Is it immoral to have children?
In “The Immorality of Having Children” (2013, pdf) Rachels presents the “Famine Relief Argument against Having Children”:
Conceiving and raising a child costs hundreds of thousands of dollars; that money would be far better spent on famine relief; therefore, conceiving and raising children is immoral.
They present this as a special case of Peter Singer’s argument from Famine, Affluence, and Morality (1972), which is why they haven’t called it something more reasonable like the “Opportunity Cost Argument”.
[Note: the use of “Famine Relief” here is in reference to Peter Singer’s 1972 example, but famine relief is not where your money does the most good. Treat the argument as “that money would be far better spent on GiveWell’s top charities” or whatever organization you think is most effective.]
It’s true that having and raising a child is very expensive.
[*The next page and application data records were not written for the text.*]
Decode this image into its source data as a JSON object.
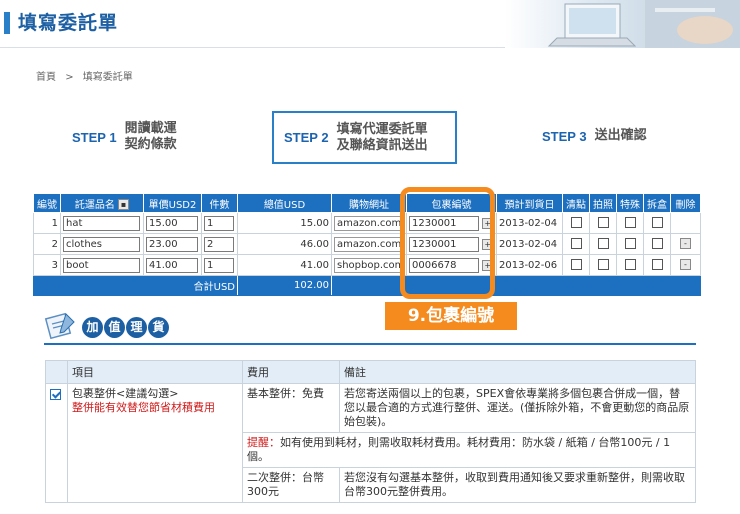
{
  "header": {
    "title": "填寫委託單"
  },
  "breadcrumb": [
    "首頁",
    ">",
    "填寫委託單"
  ],
  "steps": [
    {
      "num": "STEP 1",
      "line1": "閱讀載運",
      "line2": "契約條款"
    },
    {
      "num": "STEP 2",
      "line1": "填寫代運委託單",
      "line2": "及聯絡資訊送出"
    },
    {
      "num": "STEP 3",
      "line1": "送出確認",
      "line2": ""
    }
  ],
  "table": {
    "headers": [
      "編號",
      "託運品名",
      "單價USD2",
      "件數",
      "總值USD",
      "購物網址",
      "包裹編號",
      "預計到貨日",
      "清點",
      "拍照",
      "特殊",
      "拆盒",
      "刪除"
    ],
    "rows": [
      {
        "no": "1",
        "name": "hat",
        "price": "15.00",
        "qty": "1",
        "total": "15.00",
        "url": "amazon.com",
        "pkg": "1230001",
        "date": "2013-02-04"
      },
      {
        "no": "2",
        "name": "clothes",
        "price": "23.00",
        "qty": "2",
        "total": "46.00",
        "url": "amazon.com",
        "pkg": "1230001",
        "date": "2013-02-04"
      },
      {
        "no": "3",
        "name": "boot",
        "price": "41.00",
        "qty": "1",
        "total": "41.00",
        "url": "shopbop.com",
        "pkg": "0006678",
        "date": "2013-02-06"
      }
    ],
    "total_label": "合計USD",
    "total_value": "102.00"
  },
  "callout": {
    "label": "9.包裹編號"
  },
  "value_added": {
    "title_chars": [
      "加",
      "值",
      "理",
      "貨"
    ],
    "headers": [
      "項目",
      "費用",
      "備註"
    ],
    "item_name": "包裹整併<建議勾選>",
    "item_note": "整併能有效替您節省材積費用",
    "fee1": "基本整併：免費",
    "remark1": "若您寄送兩個以上的包裹，SPEX會依專業將多個包裹合併成一個，替您以最合適的方式進行整併、運送。(僅拆除外箱，不會更動您的商品原始包裝)。",
    "reminder_label": "提醒：",
    "reminder_text": "如有使用到耗材，則需收取耗材費用。耗材費用：防水袋 / 紙箱 / 台幣100元 / 1個。",
    "fee2": "二次整併：台幣300元",
    "remark2": "若您沒有勾選基本整併，收取到費用通知後又要求重新整併，則需收取台幣300元整併費用。"
  }
}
They use an estimate of $227k for the direct expenditure through age 18 while noting that college  and time costs could make this much higher. Let’s use a higher estimate of $500k to account for these. Considered over twenty years, that’s $25k/year or $2k/month. This puts it at the top of the range of expenses, next to housing. It’s also true that this money can do a lot of good when spent on effective charities. At GiveWell’s current best estimate of $2.3k this is enough money to save nearly one life per month. 
But perhaps we shouldn’t be thinking of this money as an expense at all, and instead more as an investment? Could having kids be a contender for the most effective charity? That is, could having and raising kids be one of the most effective things you could do with your time and money?
For example you could convince your kid to be unusually generous, donating far more than they cost to raise. Except that it’s much cheaper to convince other people’s kids to be generous, and our influence on the adult behavior of our children is not that big. Alternatively, if you’re unusually smart, by having kids you could help make there be more smart people in the future. But how many more generations will pass before we learn enough about the genetics of intelligence to make this aspect of parental genetics irrelevant? Rachels considers the idea that your having children might greatly benefit the world, and rightly finds it insufficient. While your child may do a lot of good, for the expense there are much better options. Having kids is not a contender for the most effective charity, or even very close.
Having kids is a special case of spending your time and money in ways that make you happy. A moral system for human beings needs to allow some amount of this. It’s like working for $56k at a job you enjoy instead of getting $72k at a job you like less.  Or spending your free time reading instead of working extra hours building up a consulting business. Keeping in mind both the cost and that on average people don’t seem to be happier parenting, if having kids is what would make you most happy for the expense in time and money then it seems justified.
(This is how Julia and I thought of it when deciding whether we should have kids.)
I also posted this on my blog.
 College is currently in a huge state of flux. Advertised costs are rising far faster than inflation as colleges realize they can get away with near perfect price discrimination in the form of “either pay the extremely high sticker price or give us all your financial data so we can determine exactly how much you can afford.” At the same time online courses and mixed models are getting to where they can provide much of the value of traditional lecture courses, and in some ways do better. I have very little idea what to budget for college for a kid born now; likely costs range from “free” to “all you have”.
 Rachels uses a much lower number:
Givewell.org, which assesses charities, estimates that a life is saved for every $205 spent on expanding immunization coverage for children in Africa Sub-Saharan—apparently one of the most cost-effective projects. See L. Brenzel et al. 2006, p. 401
Their Brenzel citation is to the Vaccine-Preventable Diseases section of the DCP2. The $205 number is “Estimated cost per death averted for the Traditional Immunization Program in Sub-Saharan Africa and South Asia” in table 20.5.
 This is a $16k difference, which comes from taking $500k over 20 years and dividing by two for the two parents, and then adding some for taxes. Though the earnings difference is likely to last more like 40 years.